We ended up mixing beets, radishes, strawberries, various flowers, tobacco, herbs, peas, beans, lettuce, spinich, several varieties of tomatoes and a mystery green which I ate but had difficulty swallowing. Some things grew into what they were supposed to grow into and some died. Some just acted funny and took up space. Because I have a good picture of it, I’m going to start out with the most spectacular tire-the pea/bean tire.
There’s a couple of things about this growth that are kinda fucked-up. First off, I planted WAY too many beans and peas in this tire. Second, rather than giving them a little trellis up which to grow, we made a kind of maypole structure with strings coming off of a central post. We thought it would look like a nice green tee-pee, which it did at first when the peas came up. But then the fifty or so bean plants happened and they engulfed the weak, worthless peas. Worthless and ineffectual! I got maybe five pea pods before they succumbed to the mighty bean. The bean growth is now a good three feet above the top of our pole and the Pea vs. Bean battle is now becoming Bean vs. The Neighbor’s Lilac Tree, or “nature’s trellis” as it has come to be known. The green beans have ripened just this past week and there’s an awful lot of them. Me and Lucy the iguana eat them every day. I try to be quiet when I’m picking them because I don’t want to answer a lot of questions about what’s happening to the neighbor’s tree. Hope the birds got out of there.

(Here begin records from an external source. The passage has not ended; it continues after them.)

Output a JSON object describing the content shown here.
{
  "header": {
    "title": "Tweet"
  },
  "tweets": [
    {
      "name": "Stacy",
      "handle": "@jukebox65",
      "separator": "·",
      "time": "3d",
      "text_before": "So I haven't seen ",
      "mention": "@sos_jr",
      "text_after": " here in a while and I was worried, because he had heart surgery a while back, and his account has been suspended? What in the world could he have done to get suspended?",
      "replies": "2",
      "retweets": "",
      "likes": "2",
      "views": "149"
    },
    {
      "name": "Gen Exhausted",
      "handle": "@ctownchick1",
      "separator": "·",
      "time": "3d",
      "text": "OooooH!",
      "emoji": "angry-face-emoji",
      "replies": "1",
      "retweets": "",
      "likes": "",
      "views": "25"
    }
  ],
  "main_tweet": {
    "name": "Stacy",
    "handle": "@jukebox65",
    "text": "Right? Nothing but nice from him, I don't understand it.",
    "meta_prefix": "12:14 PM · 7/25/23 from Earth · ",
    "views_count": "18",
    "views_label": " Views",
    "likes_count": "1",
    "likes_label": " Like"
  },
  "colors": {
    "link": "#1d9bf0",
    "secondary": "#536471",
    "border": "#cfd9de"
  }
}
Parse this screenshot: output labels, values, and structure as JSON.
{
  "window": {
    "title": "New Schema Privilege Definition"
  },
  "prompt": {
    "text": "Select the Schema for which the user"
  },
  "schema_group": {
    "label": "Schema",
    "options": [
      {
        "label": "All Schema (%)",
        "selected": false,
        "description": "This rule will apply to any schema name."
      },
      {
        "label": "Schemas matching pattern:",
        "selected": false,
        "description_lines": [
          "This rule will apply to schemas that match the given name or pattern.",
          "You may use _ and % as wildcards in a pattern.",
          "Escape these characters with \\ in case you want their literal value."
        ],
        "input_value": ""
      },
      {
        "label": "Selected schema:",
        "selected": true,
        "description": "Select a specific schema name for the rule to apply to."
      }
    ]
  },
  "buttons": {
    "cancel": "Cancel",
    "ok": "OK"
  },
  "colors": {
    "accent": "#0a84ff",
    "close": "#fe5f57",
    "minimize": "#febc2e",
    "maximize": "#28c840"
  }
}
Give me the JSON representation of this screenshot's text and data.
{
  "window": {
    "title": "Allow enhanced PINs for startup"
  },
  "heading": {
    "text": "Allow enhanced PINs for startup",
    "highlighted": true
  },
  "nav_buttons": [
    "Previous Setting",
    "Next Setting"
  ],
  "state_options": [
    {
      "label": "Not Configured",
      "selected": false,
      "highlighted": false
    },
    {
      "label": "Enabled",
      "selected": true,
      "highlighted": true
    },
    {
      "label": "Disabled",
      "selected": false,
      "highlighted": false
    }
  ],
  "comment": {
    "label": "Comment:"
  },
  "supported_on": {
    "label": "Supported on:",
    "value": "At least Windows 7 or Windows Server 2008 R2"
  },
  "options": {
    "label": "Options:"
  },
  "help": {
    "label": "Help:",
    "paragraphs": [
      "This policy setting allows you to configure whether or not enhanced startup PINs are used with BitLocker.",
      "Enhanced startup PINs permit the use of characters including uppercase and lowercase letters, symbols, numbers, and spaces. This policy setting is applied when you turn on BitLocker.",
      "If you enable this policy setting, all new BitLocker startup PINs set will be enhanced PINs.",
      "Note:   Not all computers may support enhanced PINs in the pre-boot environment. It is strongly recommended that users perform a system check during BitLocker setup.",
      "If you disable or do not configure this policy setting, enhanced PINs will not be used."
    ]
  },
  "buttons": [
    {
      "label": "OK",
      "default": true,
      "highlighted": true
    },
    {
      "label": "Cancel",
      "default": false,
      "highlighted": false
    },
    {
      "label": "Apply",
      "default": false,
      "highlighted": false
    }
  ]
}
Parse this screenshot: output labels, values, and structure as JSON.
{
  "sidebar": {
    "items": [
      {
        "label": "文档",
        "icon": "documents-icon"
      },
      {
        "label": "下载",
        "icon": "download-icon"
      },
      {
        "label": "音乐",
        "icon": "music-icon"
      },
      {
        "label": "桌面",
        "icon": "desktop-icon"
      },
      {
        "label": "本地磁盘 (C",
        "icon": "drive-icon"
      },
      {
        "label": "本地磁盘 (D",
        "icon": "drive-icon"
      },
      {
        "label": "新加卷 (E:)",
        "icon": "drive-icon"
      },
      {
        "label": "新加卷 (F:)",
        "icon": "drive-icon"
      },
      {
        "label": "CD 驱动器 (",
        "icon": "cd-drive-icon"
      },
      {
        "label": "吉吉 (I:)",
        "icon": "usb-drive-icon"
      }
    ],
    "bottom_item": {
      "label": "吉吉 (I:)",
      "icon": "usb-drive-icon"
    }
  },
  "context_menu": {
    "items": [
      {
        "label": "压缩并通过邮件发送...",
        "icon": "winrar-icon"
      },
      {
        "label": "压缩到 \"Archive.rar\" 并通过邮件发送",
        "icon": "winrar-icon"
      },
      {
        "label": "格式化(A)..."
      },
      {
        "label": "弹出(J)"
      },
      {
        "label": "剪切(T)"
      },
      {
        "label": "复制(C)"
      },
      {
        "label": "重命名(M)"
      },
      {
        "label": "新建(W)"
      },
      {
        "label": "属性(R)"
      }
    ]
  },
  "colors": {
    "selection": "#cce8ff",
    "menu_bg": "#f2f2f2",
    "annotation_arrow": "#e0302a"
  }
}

Here’s a picture of the mystery plant.
This was one of the plants my pal Jeanne gave us. Originally, she thought it was lettuce but then she recanted once it started to grow. I forgot all about this thing–it was totally covered by tomatoes. It’s not a root and it does not flower. It’s not poisonous and, unlike beans, it minds it’s own business staying the same all year. I guess it does look like a lettuce but those leaves have got some really sharp edges. It’s very shiny, too. Funny plant. I’m going to feed it to Lucy.
I don’t have a picture of the radish/beet/strawberry tire. It’s mostly strawberries now anyway. The original plan was to designate a “root” tire, which I did, but then some strawberry plants came along and they had to go somewhere. If you have had none of your own, it may interest you to know that radishes have a surprisingly high edible material to effort expended ratio. Probably the highest of any plant we planted. Unfortunately, they’re radishes, so you’re not exactly jumping up and down when they start producing. Nor do people jump up and down at the prospect of free radishes. But they mature quickly and they’re good for you. I ate them and Lucy liked the greens, so that was a success.
Beets, not so much. They were plagued by something right off the bat. I got enormous greens from them but only one beet that was larger than a small super ball. I waited all summer for that one beet. So, thumbs down for beets.
Strawberries will multiply with no assistance from anyone. We started with two tiny plants in June and now the whole tire and some of the ground around it is covered with plants. And did you know they come back on their own each year? And that you get more delicious berries each year? Based on the fact that everyone does not have strawberries all over their yard, I assume that that is not common knowledge.
This is getting long and I have stuff to do. I’m going to have to finish this up later. I’ll be back with tomatoes, lettuce and tobacco.